With this five-year phase of funding, Liu’s goals are to understand how SAMD9 contributes to host immunity, how SAMD9 can be blocked by MYXV, and how SAMD9 can play a role in preventing a pathogen from spreading from one species to another.

Understanding these details of host immunity and host-virus interactions is important for many reasons. In this globally connected world, outbreaks of diseases, especially those that are new to a population — like MYXV was to the European rabbits — can be devastating. Diseases in one species that adapt to attack a new species are of particular concern. Global health crises like bird and swine flu, severe acute respiratory syndrome (SARS), and Ebola viruses are examples.

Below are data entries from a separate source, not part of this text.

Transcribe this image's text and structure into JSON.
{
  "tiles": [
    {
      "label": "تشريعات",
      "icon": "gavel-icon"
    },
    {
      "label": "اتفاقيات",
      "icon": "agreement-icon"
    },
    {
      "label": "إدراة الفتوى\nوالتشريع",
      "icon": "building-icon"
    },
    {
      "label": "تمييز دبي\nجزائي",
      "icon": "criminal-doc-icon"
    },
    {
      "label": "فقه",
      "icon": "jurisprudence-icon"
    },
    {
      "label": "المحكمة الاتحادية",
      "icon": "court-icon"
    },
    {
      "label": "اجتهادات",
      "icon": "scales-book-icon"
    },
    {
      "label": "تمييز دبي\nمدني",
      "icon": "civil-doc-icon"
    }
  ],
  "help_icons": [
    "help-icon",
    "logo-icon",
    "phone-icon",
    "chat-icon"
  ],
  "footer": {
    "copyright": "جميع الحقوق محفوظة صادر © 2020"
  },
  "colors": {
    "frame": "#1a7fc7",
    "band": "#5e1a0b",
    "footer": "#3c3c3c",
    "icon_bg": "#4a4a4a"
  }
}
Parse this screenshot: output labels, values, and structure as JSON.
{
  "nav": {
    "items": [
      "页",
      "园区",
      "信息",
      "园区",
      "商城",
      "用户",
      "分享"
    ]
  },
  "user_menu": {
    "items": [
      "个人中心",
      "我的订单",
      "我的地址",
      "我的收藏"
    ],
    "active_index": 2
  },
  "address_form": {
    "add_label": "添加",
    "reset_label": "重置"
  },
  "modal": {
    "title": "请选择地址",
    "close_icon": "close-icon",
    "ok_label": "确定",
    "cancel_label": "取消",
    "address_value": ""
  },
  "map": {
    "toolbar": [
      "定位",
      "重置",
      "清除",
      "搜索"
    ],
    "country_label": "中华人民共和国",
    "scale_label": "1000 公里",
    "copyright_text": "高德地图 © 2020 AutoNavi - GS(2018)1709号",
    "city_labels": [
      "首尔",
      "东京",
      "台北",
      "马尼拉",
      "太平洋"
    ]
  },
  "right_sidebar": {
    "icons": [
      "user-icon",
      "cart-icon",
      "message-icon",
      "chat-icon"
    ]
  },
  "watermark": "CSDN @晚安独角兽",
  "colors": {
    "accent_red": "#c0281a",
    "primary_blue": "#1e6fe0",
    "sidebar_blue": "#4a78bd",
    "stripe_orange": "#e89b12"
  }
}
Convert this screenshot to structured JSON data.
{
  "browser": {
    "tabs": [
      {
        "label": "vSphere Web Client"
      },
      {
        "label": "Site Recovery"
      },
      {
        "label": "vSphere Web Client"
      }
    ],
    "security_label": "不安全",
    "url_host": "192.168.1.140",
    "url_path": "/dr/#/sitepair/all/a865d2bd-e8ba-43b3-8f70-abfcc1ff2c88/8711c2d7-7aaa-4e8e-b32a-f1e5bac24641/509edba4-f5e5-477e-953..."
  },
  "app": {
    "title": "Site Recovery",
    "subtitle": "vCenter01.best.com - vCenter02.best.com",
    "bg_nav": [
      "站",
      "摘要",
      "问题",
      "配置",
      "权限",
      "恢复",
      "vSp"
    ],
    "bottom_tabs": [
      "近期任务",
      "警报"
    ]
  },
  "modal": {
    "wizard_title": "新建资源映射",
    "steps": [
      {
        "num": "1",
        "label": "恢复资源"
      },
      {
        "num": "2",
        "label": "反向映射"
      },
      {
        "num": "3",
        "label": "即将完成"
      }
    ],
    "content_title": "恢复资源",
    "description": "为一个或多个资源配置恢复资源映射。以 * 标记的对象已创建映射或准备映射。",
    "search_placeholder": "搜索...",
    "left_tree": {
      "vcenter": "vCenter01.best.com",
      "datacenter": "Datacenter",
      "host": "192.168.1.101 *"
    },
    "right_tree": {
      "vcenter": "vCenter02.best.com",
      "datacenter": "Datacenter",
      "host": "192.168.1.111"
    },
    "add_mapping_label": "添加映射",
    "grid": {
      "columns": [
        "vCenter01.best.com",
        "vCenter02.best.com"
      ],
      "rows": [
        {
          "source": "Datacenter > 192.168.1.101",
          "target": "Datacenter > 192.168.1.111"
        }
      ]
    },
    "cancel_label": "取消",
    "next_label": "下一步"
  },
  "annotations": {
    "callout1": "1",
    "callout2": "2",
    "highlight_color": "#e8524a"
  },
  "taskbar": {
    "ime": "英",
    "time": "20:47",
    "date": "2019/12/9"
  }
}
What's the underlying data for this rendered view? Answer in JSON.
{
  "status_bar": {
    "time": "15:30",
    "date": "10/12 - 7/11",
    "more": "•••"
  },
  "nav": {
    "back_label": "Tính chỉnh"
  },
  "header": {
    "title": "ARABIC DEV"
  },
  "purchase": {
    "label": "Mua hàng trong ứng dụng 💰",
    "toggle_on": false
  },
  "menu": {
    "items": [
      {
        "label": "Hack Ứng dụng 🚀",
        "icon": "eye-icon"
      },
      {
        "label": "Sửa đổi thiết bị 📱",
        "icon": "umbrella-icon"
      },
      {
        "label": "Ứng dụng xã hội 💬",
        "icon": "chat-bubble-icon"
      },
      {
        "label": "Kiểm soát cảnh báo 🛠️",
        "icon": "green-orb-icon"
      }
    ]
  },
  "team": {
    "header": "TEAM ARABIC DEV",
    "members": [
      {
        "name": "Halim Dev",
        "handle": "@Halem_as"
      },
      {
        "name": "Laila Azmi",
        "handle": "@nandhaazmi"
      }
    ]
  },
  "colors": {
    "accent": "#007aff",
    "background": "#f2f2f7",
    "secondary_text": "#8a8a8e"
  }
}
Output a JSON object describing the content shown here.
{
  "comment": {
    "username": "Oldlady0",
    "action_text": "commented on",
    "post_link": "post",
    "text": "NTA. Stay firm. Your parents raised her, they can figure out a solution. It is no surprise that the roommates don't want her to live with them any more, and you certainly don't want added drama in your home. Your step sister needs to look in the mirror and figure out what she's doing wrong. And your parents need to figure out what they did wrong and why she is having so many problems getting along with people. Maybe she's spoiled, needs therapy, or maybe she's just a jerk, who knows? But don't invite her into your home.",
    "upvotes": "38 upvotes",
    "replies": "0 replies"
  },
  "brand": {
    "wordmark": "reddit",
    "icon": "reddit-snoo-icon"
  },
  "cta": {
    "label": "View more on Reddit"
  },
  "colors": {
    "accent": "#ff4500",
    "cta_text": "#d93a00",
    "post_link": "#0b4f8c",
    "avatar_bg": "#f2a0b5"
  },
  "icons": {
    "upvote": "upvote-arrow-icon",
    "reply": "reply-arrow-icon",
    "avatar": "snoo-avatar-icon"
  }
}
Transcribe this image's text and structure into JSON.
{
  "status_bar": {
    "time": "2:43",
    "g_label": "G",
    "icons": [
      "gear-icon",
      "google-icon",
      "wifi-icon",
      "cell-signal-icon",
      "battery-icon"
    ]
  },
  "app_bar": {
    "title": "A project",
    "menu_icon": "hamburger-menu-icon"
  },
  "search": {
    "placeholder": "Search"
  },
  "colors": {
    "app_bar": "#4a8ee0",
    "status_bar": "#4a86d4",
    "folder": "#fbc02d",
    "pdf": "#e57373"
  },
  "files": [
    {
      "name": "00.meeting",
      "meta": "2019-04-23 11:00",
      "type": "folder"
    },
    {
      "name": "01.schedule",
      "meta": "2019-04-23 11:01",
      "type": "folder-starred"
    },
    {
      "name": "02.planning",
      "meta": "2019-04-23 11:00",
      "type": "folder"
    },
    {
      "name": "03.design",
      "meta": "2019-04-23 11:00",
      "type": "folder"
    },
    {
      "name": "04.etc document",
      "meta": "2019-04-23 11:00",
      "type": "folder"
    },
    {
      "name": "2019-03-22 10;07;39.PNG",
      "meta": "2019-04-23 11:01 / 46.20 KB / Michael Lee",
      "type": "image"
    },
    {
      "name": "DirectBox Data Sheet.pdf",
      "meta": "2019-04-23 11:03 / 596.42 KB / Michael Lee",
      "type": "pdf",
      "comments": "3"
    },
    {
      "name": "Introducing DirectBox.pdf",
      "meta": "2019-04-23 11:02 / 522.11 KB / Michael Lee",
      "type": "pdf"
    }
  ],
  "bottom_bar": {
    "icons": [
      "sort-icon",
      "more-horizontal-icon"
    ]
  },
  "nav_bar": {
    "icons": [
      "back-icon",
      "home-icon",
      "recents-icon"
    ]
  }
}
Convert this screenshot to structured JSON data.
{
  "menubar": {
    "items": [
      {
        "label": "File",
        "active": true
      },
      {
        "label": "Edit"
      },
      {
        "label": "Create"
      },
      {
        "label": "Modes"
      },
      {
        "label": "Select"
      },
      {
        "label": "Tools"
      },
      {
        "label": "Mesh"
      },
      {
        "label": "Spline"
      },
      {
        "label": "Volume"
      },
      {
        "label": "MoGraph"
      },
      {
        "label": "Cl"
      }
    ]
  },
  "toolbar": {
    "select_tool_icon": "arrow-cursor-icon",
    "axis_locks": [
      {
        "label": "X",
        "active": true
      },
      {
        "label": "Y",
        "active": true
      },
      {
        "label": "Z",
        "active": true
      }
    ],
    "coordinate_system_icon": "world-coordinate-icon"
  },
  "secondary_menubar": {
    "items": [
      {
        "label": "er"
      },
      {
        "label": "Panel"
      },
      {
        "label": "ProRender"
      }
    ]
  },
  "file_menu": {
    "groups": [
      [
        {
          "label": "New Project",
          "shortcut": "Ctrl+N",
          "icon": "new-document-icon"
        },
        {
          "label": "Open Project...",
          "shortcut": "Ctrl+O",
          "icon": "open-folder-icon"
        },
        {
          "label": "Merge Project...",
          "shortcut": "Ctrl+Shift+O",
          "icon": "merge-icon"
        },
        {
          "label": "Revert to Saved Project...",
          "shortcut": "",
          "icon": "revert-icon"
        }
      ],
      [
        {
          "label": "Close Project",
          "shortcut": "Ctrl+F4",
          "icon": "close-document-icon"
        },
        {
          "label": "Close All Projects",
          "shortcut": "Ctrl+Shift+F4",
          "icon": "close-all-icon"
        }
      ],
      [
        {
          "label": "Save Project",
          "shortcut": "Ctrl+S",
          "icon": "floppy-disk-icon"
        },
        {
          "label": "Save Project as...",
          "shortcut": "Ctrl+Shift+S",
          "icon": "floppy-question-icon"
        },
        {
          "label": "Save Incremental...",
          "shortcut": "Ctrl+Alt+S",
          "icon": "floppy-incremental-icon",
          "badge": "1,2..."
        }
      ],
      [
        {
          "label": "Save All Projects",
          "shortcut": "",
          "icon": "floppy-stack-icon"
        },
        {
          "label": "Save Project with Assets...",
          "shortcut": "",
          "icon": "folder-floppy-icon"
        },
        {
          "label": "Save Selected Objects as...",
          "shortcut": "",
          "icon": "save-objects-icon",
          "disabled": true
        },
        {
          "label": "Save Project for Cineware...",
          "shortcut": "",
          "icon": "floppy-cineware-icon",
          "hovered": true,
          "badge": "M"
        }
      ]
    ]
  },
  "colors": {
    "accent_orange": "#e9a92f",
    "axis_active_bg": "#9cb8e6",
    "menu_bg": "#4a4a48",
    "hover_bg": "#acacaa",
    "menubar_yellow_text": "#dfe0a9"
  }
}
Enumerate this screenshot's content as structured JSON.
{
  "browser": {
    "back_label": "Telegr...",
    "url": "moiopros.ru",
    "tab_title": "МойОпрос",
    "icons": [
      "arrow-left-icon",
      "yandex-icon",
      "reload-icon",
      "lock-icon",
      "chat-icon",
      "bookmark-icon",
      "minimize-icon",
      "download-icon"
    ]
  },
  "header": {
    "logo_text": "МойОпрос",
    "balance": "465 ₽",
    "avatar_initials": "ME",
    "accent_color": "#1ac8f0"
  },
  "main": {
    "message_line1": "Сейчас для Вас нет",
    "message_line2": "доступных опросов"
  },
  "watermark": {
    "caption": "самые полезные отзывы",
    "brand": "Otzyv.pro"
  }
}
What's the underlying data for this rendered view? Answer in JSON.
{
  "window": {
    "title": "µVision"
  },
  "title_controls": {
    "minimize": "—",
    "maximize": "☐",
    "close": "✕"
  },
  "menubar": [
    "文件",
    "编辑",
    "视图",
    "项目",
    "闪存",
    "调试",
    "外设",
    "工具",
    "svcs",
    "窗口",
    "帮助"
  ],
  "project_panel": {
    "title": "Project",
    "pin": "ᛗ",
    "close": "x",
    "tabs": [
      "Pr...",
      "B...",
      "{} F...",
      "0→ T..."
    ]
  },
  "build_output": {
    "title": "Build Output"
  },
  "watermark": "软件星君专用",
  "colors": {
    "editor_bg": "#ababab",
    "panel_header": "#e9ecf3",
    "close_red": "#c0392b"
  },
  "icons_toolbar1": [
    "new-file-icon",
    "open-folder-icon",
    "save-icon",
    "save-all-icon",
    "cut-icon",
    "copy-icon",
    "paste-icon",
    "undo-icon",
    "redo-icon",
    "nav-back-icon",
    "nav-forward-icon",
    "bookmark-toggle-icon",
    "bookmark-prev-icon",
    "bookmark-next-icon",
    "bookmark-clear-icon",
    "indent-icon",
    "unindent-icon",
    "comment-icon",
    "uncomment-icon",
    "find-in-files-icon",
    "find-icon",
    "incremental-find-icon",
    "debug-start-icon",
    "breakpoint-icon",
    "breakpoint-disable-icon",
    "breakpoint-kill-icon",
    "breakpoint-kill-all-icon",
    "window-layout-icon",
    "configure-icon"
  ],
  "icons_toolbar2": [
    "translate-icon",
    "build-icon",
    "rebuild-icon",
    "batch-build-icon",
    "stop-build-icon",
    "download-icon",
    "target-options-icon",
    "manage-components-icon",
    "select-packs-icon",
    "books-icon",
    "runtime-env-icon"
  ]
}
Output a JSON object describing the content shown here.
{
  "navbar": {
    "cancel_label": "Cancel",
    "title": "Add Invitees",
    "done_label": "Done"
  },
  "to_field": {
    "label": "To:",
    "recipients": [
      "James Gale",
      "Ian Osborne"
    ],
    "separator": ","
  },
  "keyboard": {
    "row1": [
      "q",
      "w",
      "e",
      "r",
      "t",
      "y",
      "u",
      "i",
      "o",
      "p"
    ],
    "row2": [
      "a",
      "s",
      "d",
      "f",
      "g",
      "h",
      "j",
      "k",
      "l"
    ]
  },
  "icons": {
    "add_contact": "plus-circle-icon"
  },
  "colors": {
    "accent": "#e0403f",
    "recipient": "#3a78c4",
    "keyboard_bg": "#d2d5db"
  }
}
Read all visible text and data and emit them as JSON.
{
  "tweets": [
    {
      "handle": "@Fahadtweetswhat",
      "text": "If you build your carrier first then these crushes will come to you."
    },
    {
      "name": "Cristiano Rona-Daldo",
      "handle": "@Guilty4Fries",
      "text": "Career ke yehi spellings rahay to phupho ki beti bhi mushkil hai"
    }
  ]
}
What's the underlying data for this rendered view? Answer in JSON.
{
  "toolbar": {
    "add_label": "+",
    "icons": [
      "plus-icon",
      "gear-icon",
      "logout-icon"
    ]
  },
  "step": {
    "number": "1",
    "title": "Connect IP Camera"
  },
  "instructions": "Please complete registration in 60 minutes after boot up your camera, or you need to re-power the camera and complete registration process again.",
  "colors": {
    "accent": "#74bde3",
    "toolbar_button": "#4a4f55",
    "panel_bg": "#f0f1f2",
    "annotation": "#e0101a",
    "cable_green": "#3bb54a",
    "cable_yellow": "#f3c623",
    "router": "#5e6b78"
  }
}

Vaccines are a main line of defense against viral pathogens and work by awakening the immune system. Better understanding this dynamic through work like Liu’s will improve the ability to develop effective vaccines and keep up with the ever-changing adaptations in both hosts and pathogens.

Additionally, Liu’s work could ultimately improve cancer treatments. Many of the advances that led to modern immunotherapies in cancer began with molecular-level research like hers. Oncolytic immune-virotherapy is a novel concept that introduces viruses that can directly kill cancer cells and activate and usher the host’s immune system to attack cancer cells.

“Many believe the future of such therapies for cancer lies in viruses such as MYXV that do not cause diseases in humans,” Liu said. “If we can come to a clear understanding of how viruses such as MYXV interact with human immune system, we could confidently use these them in cancer treatments for humans, perhaps providing a better option than what is currently available.”

Liu’s story is another successful example from the UAMS Center for Microbial Pathogenesis and Host Inflammatory Responses, directed by Mark Smeltzer, Ph.D. The center has earned $21 million in funding through the NIH’s Centers of Biomedical Research Excellence (COBRE) program, which aims to provide funding and mentoring to researchers who are early in their careers. Liu was supported by the center for the first three years of her research since she joined UAMS in 2013.

UAMS has six COBRE centers, which are launching new scientific careers, attracting top talent and creating concentrations of expertise on topics like neuroscience, cancer therapy, childhood obesity prevention and pediatrics.

UAMS is the state’s only health sciences university, with colleges of Medicine, Nursing, Pharmacy, Health Professions and Public Health; a graduate school; a hospital; a main campus in Little Rock; a Northwest Arkansas regional campus in Fayetteville; a statewide network of regional campuses; and eight institutes: the Winthrop P. Rockefeller Cancer Institute, Jackson T. Stephens Spine & Neurosciences Institute, Harvey & Bernice Jones Eye Institute, Psychiatric Research Institute, Donald W. Reynolds Institute on Aging, Translational Research Institute, Institute for Digital Health & Innovation and the Institute for Community Health Innovation. UAMS includes UAMS Health, a statewide health system that encompasses all of UAMS’ clinical enterprise. UAMS is the only adult Level 1 trauma center in the state. UAMS has 3,275 students, 890 medical residents and fellows, and five dental residents. It is the state’s largest public employer with more than 12,000 employees, including 1,200 physicians who provide care to patients at UAMS, its regional campuses, Arkansas Children’s, the VA Medical Center and Baptist Health. Visit or Find us on Facebook, X (formerly Twitter), YouTube or Instagram.